- What to do: Beginning with the first entry, print all the records exactly.

- Records to process:
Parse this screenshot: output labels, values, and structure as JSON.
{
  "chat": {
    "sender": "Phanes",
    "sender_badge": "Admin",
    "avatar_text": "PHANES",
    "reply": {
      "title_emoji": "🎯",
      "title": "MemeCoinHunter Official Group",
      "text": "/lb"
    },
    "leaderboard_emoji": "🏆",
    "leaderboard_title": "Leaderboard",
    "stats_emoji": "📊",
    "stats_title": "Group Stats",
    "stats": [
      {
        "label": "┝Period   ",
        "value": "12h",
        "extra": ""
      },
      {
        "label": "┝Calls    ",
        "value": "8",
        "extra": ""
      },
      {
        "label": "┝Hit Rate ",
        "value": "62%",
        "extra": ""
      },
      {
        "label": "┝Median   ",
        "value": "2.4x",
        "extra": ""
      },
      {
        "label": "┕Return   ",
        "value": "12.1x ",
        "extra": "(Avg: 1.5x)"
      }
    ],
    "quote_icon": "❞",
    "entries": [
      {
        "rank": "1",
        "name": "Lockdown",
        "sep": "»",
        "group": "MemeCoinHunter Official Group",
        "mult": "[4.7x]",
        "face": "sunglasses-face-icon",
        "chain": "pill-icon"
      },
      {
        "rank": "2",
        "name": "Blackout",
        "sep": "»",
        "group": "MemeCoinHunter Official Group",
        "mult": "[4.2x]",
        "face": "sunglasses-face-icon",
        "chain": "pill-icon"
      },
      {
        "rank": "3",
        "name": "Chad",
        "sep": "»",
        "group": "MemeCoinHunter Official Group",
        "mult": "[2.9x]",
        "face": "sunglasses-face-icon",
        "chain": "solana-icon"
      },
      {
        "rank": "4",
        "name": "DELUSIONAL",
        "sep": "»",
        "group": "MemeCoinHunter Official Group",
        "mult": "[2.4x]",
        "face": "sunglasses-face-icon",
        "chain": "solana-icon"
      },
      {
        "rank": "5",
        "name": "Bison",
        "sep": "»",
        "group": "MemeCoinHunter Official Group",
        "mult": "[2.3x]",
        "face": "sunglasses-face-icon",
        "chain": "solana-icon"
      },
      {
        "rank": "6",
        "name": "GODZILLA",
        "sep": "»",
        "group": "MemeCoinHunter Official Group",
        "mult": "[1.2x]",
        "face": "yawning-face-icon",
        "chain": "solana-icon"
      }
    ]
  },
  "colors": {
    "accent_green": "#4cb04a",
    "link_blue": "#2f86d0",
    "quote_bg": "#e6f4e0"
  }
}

- Expected output:
Parse this screenshot: output labels, values, and structure as JSON.
{
  "chat": {
    "sender": "Phanes",
    "sender_badge": "Admin",
    "avatar_text": "PHANES",
    "reply": {
      "title_emoji": "🎯",
      "title": "MemeCoinHunter Official Group",
      "text": "/lb"
    },
    "leaderboard_emoji": "🏆",
    "leaderboard_title": "Leaderboard",
    "stats_emoji": "📊",
    "stats_title": "Group Stats",
    "stats": [
      {
        "label": "┝Period   ",
        "value": "12h",
        "extra": ""
      },
      {
        "label": "┝Calls    ",
        "value": "8",
        "extra": ""
      },
      {
        "label": "┝Hit Rate ",
        "value": "62%",
        "extra": ""
      },
      {
        "label": "┝Median   ",
        "value": "2.4x",
        "extra": ""
      },
      {
        "label": "┕Return   ",
        "value": "12.1x ",
        "extra": "(Avg: 1.5x)"
      }
    ],
    "quote_icon": "❞",
    "entries": [
      {
        "rank": "1",
        "name": "Lockdown",
        "sep": "»",
        "group": "MemeCoinHunter Official Group",
        "mult": "[4.7x]",
        "face": "sunglasses-face-icon",
        "chain": "pill-icon"
      },
      {
        "rank": "2",
        "name": "Blackout",
        "sep": "»",
        "group": "MemeCoinHunter Official Group",
        "mult": "[4.2x]",
        "face": "sunglasses-face-icon",
        "chain": "pill-icon"
      },
      {
        "rank": "3",
        "name": "Chad",
        "sep": "»",
        "group": "MemeCoinHunter Official Group",
        "mult": "[2.9x]",
        "face": "sunglasses-face-icon",
        "chain": "solana-icon"
      },
      {
        "rank": "4",
        "name": "DELUSIONAL",
        "sep": "»",
        "group": "MemeCoinHunter Official Group",
        "mult": "[2.4x]",
        "face": "sunglasses-face-icon",
        "chain": "solana-icon"
      },
      {
        "rank": "5",
        "name": "Bison",
        "sep": "»",
        "group": "MemeCoinHunter Official Group",
        "mult": "[2.3x]",
        "face": "sunglasses-face-icon",
        "chain": "solana-icon"
      },
      {
        "rank": "6",
        "name": "GODZILLA",
        "sep": "»",
        "group": "MemeCoinHunter Official Group",
        "mult": "[1.2x]",
        "face": "yawning-face-icon",
        "chain": "solana-icon"
      }
    ]
  },
  "colors": {
    "accent_green": "#4cb04a",
    "link_blue": "#2f86d0",
    "quote_bg": "#e6f4e0"
  }
}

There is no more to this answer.